The Virginia Convention: After British Governor of Virginia, Lord Dunmore, dismantled the House of Burgesses—the first legislative body of representatives in the American colonies—the Burgesses reconvened with the First Virginia Convention. During this first convention, which took place at the Raleigh Tavern in August of 1774, the Burgesses elected Peyton Randolph as the Speaker of the House and made several sweeping changes, including ending trade with Britain. Later, on March 20, 1775, the Second Convention met at St. John’s Episcopal Church in Richmond, Virginia, in order to evade Lord Dunmore and the British army. At St. John’s, Patrick Henry swayed delegates to form a militia with his “Give Me Liberty or Give Me Death” speech. In addition, delegates elected a committee to prepare the thirteen colonies for war with Britain.
Lead-Up to the Revolutionary War: In an effort to repay the debt accrued during the French and Indian War, which ended in 1763, British Parliament passed a series of laws that taxed American colonists. American colonists believed that these laws—including the Sugar Act of 1764 and the Stamp Act of 1765, which taxed basic goods—infringed upon their basic rights. During the Boston Tea Party of 1773, colonists protested Parliament’s tea tax by throwing 46 tons of tea into the Boston harbor. American colonists did not believe it was their duty to repay a war fought by the British, nor did they believe that British Parliament should tax them unduly.

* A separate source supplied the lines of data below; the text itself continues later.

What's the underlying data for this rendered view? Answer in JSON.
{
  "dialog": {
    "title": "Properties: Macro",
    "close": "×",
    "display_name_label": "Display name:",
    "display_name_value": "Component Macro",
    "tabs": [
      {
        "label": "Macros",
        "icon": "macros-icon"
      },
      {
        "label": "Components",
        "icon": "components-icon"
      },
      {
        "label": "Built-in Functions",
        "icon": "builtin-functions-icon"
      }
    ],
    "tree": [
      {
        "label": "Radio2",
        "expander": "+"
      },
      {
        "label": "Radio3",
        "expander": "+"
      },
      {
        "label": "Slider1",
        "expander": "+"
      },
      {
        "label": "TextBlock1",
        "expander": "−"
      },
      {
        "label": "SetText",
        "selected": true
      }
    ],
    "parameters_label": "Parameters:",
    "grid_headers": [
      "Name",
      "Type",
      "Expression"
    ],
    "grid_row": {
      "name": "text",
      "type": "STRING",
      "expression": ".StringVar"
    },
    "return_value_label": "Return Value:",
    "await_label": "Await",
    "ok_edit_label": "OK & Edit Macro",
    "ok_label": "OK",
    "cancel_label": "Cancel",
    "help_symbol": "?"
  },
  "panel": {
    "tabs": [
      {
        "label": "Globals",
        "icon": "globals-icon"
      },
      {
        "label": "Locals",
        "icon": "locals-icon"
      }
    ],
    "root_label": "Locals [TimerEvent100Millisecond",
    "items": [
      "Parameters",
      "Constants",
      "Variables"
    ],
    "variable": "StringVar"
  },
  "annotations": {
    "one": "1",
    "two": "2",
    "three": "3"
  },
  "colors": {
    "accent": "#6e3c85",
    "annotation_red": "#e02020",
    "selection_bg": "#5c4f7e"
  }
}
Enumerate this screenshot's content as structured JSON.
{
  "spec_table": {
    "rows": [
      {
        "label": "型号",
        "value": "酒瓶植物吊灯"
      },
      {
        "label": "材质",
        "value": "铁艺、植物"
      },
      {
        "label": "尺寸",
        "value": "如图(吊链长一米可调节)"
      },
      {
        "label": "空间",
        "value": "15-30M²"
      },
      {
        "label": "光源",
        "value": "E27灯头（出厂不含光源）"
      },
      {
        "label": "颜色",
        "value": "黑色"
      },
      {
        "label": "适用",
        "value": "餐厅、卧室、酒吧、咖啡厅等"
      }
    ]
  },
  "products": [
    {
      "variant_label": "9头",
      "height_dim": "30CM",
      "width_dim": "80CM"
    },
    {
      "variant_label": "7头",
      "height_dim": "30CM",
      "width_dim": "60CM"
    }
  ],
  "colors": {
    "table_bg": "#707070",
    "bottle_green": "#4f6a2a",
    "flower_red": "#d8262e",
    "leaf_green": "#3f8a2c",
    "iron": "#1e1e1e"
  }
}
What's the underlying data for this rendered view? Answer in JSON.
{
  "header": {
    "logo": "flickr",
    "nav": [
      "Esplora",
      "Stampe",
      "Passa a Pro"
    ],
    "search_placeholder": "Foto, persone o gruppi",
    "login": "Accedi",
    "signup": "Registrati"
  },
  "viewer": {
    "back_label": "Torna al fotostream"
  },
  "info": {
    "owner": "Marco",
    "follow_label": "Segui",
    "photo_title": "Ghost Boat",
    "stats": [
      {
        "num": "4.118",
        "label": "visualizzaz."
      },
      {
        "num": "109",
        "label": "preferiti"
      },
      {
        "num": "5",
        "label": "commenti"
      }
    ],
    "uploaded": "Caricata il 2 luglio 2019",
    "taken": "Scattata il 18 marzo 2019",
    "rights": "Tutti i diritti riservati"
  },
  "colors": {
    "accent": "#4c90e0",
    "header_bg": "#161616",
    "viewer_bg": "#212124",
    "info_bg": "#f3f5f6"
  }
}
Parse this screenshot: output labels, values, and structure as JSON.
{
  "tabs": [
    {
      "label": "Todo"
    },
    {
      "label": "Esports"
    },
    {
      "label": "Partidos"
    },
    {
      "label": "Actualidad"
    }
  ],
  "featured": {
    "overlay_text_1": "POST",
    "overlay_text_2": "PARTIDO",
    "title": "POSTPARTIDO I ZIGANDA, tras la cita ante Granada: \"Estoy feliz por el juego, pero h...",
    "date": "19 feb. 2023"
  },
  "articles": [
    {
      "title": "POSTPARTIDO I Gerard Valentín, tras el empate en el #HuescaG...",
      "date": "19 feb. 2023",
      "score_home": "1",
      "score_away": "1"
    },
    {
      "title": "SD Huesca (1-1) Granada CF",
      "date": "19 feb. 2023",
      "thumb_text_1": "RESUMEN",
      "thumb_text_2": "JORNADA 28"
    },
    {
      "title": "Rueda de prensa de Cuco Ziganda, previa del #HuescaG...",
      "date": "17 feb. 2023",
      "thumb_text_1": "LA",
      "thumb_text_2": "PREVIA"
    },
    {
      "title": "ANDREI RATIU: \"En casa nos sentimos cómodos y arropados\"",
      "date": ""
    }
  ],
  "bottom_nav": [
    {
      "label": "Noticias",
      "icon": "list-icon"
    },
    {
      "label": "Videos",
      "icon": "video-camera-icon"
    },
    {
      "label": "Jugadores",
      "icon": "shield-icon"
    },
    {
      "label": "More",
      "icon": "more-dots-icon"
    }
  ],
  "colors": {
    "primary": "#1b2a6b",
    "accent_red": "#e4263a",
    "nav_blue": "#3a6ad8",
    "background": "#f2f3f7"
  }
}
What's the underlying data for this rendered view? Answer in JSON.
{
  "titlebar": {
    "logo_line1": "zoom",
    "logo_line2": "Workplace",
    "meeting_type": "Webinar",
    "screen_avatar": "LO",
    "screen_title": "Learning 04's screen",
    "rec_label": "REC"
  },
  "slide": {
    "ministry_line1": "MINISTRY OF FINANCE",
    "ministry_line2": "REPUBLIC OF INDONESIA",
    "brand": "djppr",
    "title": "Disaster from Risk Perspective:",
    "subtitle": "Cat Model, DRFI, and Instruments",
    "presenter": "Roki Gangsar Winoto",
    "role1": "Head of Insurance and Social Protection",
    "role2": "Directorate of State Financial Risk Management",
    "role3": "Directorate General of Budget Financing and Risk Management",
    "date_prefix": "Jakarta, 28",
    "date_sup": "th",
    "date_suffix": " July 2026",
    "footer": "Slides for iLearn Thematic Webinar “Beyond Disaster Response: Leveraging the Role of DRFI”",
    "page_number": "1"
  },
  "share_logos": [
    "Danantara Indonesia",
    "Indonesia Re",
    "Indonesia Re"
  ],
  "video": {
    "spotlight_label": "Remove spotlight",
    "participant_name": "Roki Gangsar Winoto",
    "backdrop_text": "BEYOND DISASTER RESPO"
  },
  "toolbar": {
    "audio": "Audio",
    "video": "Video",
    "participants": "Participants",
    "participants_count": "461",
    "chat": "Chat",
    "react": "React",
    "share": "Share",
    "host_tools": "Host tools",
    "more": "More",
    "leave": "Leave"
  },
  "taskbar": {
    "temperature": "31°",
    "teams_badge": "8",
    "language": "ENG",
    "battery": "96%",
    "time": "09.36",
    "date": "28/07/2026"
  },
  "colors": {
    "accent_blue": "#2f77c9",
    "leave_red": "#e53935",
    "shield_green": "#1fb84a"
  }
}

Text of Henry’s Speech: Henry rarely wrote down his speeches, preferring to improvise, which has frustrated historical scholars. His “Speech to the Second Virginia Convention,” although not transcribed at the convention, was later reconstructed by biographer William Wirt, who began collecting information and witness testimony from various founders nine years after Henry’s death. Because of this, there is debate on how much of the speech should be credited to Henry and how much should be attributed to Wirt’s sources and his own rhetorical skill.
Historical Context Examples in Speech to the Second Virginia Convention:
Text of Henry's Speech🔒
"There is a just God who presides over the destinies of nations, and who will raise up friends to fight our battles for us...." See in text (Text of Henry's Speech)
"when a British guard shall be stationed in every house?..." See in text (Text of Henry's Speech)
"gracious reception of our petition..." See in text (Text of Henry's Speech)
"ten years..." See in text (Text of Henry's Speech)
"to God..." See in text (Text of Henry's Speech)
"The question ..." See in text (Text of Henry's Speech)
"Is it that insidious smile with which our petition has been lately received?..." See in text (Text of Henry's Speech)
"Mr. President..." See in text (Text of Henry's Speech)
"the magnitude of the subject..." See in text (Text of Henry's Speech)
"I shall speak forth my sentiments freely and without reserve. This is no time for ceremony...." See in text (Text of Henry's Speech)
"the House..." See in text (Text of Henry's Speech)